[REQUIREMENT] Show each line from the records below in which the word "JSON" occurs.

[RECORDS FOR THE TASK]
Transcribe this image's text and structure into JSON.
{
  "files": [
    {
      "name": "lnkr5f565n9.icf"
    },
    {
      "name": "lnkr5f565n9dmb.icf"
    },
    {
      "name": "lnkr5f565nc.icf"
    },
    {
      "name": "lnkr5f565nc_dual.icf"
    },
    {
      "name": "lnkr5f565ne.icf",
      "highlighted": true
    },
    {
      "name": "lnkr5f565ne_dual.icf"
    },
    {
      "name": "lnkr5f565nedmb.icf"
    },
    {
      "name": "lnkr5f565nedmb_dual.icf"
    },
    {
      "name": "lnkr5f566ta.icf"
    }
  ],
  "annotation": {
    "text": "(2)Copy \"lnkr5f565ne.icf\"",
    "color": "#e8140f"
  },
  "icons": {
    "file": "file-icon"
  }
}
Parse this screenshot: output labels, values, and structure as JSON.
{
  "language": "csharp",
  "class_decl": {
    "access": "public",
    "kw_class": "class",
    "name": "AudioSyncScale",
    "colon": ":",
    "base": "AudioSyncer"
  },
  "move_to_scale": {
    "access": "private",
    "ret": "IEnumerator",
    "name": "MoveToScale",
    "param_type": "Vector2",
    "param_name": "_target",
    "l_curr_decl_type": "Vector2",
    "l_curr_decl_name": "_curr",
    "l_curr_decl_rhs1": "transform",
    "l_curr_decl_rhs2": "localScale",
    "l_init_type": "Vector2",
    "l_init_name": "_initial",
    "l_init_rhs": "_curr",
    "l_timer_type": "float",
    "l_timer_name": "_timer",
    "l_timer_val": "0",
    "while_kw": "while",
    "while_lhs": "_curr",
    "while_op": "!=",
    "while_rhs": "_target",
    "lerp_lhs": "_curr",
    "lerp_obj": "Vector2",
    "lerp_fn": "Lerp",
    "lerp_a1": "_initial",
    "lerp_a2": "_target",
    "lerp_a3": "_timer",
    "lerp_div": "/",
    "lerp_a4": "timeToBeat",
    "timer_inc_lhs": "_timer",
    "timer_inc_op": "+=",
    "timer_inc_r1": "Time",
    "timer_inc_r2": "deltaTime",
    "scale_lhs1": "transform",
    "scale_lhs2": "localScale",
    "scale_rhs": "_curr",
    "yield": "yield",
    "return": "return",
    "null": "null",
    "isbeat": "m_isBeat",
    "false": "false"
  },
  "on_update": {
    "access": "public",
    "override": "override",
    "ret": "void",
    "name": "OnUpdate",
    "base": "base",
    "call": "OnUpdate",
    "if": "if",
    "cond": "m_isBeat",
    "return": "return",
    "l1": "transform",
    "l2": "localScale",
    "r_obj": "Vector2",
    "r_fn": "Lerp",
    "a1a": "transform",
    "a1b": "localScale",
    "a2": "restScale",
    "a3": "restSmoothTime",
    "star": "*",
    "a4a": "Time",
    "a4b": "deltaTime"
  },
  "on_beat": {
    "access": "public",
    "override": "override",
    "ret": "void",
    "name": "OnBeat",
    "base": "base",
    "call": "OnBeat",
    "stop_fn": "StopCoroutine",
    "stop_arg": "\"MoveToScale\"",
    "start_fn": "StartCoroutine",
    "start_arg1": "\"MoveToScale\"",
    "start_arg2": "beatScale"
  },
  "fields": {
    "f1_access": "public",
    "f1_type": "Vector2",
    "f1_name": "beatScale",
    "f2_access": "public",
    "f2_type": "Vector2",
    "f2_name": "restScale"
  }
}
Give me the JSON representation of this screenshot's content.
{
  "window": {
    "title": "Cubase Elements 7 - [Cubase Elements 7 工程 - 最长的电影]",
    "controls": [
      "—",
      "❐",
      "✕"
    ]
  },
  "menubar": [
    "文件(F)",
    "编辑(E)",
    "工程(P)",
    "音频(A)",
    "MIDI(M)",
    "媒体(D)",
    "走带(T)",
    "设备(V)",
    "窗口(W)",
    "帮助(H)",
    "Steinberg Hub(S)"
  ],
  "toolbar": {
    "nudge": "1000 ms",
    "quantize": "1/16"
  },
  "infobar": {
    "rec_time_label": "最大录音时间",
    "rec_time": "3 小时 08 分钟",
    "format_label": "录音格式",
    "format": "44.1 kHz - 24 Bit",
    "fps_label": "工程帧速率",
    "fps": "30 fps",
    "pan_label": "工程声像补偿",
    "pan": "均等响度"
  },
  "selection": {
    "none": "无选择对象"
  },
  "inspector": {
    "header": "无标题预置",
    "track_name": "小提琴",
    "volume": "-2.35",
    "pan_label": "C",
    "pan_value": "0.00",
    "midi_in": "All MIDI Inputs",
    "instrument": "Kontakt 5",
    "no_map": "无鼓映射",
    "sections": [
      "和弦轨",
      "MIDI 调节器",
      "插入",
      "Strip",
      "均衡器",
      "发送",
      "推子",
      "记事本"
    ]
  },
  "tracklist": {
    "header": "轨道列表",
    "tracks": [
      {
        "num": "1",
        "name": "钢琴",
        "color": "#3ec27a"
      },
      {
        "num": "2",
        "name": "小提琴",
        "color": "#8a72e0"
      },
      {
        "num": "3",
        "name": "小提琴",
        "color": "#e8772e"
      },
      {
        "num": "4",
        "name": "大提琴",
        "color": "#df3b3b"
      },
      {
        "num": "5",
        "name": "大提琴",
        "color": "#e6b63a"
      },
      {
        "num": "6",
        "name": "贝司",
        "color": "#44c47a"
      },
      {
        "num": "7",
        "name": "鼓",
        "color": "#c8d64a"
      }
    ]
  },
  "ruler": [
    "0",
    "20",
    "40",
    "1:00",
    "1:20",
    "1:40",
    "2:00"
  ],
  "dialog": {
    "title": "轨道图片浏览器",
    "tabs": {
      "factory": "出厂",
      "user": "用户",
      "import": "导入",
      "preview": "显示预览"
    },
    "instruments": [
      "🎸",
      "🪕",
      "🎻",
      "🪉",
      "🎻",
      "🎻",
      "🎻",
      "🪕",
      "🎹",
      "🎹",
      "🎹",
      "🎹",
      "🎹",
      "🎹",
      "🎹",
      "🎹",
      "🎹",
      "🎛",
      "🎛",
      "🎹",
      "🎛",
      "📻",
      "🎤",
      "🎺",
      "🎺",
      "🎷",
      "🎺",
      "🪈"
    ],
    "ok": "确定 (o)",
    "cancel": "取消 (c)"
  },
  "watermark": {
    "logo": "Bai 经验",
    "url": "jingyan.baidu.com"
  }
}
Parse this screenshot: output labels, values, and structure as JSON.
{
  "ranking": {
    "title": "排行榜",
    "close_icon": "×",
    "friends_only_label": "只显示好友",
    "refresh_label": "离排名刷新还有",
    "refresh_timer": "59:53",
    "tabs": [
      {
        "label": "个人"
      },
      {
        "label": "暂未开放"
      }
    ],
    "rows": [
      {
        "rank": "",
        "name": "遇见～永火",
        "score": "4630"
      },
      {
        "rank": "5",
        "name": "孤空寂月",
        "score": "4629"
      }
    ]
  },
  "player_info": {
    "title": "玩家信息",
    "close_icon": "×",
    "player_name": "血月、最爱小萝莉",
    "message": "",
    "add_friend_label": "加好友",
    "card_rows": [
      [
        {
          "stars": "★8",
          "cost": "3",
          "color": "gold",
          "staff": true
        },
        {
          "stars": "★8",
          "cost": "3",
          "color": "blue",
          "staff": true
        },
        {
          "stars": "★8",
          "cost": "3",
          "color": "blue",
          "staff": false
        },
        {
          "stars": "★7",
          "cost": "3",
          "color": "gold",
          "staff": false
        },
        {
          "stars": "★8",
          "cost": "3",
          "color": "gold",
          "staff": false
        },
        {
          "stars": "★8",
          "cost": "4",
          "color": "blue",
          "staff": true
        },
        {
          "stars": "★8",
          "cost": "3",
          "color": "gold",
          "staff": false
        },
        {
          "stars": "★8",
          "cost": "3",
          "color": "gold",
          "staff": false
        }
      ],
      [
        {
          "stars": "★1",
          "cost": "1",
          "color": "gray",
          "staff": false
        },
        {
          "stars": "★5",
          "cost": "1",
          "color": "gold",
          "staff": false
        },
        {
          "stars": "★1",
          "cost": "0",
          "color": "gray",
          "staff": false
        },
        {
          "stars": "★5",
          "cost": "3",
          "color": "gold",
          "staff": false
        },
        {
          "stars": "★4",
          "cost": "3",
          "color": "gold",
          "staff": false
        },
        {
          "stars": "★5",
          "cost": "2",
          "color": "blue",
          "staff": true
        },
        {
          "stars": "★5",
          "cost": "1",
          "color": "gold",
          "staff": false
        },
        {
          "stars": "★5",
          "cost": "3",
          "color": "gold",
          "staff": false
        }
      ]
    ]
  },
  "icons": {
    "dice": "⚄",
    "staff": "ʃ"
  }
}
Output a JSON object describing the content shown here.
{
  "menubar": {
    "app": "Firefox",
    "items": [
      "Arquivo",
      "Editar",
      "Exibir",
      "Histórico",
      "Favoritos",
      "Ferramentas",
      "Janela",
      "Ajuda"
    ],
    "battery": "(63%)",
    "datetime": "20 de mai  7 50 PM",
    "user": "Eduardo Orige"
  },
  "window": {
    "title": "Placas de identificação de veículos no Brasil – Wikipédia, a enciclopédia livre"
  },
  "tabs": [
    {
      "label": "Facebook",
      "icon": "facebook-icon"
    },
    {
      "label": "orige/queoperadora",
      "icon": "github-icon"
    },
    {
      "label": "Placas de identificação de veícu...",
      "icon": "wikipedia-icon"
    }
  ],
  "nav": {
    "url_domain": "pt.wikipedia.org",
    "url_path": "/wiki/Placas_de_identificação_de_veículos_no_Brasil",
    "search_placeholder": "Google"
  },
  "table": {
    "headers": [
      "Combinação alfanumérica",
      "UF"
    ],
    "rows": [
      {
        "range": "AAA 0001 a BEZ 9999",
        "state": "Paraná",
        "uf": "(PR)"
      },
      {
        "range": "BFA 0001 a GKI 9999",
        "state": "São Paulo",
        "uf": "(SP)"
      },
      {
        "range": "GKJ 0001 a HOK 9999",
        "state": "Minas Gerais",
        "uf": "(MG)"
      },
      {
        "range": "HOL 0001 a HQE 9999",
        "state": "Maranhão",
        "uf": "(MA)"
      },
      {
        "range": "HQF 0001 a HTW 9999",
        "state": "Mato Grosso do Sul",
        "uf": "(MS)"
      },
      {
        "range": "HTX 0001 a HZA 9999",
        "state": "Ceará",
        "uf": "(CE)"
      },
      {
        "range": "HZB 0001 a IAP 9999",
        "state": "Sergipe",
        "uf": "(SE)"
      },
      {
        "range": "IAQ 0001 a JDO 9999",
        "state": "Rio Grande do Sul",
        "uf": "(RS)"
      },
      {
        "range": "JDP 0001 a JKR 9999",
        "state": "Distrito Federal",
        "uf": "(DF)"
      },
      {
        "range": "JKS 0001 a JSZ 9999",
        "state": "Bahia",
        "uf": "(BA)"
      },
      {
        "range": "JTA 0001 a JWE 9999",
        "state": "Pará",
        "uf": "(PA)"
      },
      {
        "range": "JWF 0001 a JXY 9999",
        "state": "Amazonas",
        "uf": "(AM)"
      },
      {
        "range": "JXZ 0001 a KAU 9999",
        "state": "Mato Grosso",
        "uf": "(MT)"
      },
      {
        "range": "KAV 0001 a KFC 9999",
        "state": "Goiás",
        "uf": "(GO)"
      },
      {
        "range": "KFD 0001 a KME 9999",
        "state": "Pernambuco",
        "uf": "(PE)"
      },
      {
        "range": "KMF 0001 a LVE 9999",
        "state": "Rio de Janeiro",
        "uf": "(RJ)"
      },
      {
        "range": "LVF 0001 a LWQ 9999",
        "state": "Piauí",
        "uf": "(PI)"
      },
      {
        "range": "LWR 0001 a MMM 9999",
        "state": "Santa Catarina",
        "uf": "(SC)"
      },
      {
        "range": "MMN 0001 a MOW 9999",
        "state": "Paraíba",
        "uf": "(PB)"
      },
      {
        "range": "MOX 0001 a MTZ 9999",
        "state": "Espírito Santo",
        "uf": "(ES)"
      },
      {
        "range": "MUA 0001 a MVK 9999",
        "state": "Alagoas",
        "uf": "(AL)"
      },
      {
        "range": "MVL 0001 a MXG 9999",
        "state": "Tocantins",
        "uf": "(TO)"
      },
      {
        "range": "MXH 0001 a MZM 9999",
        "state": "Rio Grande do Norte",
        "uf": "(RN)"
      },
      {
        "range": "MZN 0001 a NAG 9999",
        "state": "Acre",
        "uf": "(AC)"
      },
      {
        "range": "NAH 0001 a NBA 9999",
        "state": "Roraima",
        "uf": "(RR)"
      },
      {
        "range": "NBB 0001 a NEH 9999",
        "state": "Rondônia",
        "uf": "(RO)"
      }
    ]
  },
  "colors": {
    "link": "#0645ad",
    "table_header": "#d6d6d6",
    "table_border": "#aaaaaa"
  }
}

[RESPONSE TO THIS TASK]
Transcribe this image's text and structure into JSON.
Parse this screenshot: output labels, values, and structure as JSON.
Give me the JSON representation of this screenshot's content.
Parse this screenshot: output labels, values, and structure as JSON.
Output a JSON object describing the content shown here.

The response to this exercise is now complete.